Benjamin Bagby has recorded the only surviving Old High German epic fragment, the Hildebrandslied (The Song of Hildebrand), for inclusion in an audiobook version of Adam Gidwitz’s new book for children and young adults, The Inquisitor’s Tale, just released by Penguin/Random House. He also recorded harp accompaniments to go with portions of the reading of the story. A release event is being schedule for New York City in early April, 2017.
New program given birth at Cambridge University
Following working sessions in 2014-15 with University of Cambridge musicologist Sam Barrett in the USA (Harvard University and Ohio State University) and in Cambridge (Pembroke College), Sequentia was in residence at Cambridge in April for the final rehearsals of the new program 'Monks Singing Pagans'. An informal video of a rehearsal made by the university became a YouTube sensation, with over 500,000 views. In addition to their rehearsals and working sessions on the songs of Boethius, Sequentia gave a masterclass and the premiere performance of 'Monks Singing Pagans', immediately followed by the US premiere during a residency at Dartmouth College (USA). The week spent at Dartmouth included teaching activities in music history, performance practice, Latin poetry and manuscript studies.

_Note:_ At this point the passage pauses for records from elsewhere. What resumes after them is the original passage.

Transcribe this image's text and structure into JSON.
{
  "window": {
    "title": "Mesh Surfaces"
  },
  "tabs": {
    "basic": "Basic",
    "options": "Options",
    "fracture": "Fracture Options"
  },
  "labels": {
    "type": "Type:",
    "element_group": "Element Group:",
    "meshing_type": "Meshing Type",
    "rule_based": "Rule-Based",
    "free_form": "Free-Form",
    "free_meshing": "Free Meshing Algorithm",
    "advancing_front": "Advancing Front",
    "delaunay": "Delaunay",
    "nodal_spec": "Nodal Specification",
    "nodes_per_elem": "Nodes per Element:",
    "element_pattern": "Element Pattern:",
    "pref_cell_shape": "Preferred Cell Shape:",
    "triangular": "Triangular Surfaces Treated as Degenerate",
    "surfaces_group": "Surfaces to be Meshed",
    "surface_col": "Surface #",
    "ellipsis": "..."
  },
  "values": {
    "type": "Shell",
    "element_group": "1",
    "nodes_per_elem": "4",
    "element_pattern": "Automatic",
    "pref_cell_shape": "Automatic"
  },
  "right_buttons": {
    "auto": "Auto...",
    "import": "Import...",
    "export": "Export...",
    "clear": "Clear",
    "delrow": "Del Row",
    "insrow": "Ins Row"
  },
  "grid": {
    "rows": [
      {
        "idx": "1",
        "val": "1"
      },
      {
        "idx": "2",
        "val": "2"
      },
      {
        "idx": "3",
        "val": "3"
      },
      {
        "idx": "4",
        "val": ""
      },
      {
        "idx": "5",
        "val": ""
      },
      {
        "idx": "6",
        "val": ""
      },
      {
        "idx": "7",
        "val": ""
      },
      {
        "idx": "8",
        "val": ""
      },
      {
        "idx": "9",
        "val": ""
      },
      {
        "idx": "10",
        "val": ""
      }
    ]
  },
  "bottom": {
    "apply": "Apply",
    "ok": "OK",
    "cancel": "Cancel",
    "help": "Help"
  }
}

Sequentia returned to Cambridge in late June to prepare a special program of the Boethian songs, which was given as part of a symposium on medieval Latin song, with a special concert on 2 July in Pembroke College Chapel.
Teaching in Basel and Milano
Benjamin Bagby will be teaching performance courses on medieval song at two music academies this year:
Schola Cantorum Basiliensis (Basel, Switzerland): 31 October to 1 November 2016 and 13-14 March 2017
Scuola Civica di Musica Claudio Abbado (Milano, Italy): 2-3 December 2016 and 16-18 February 2017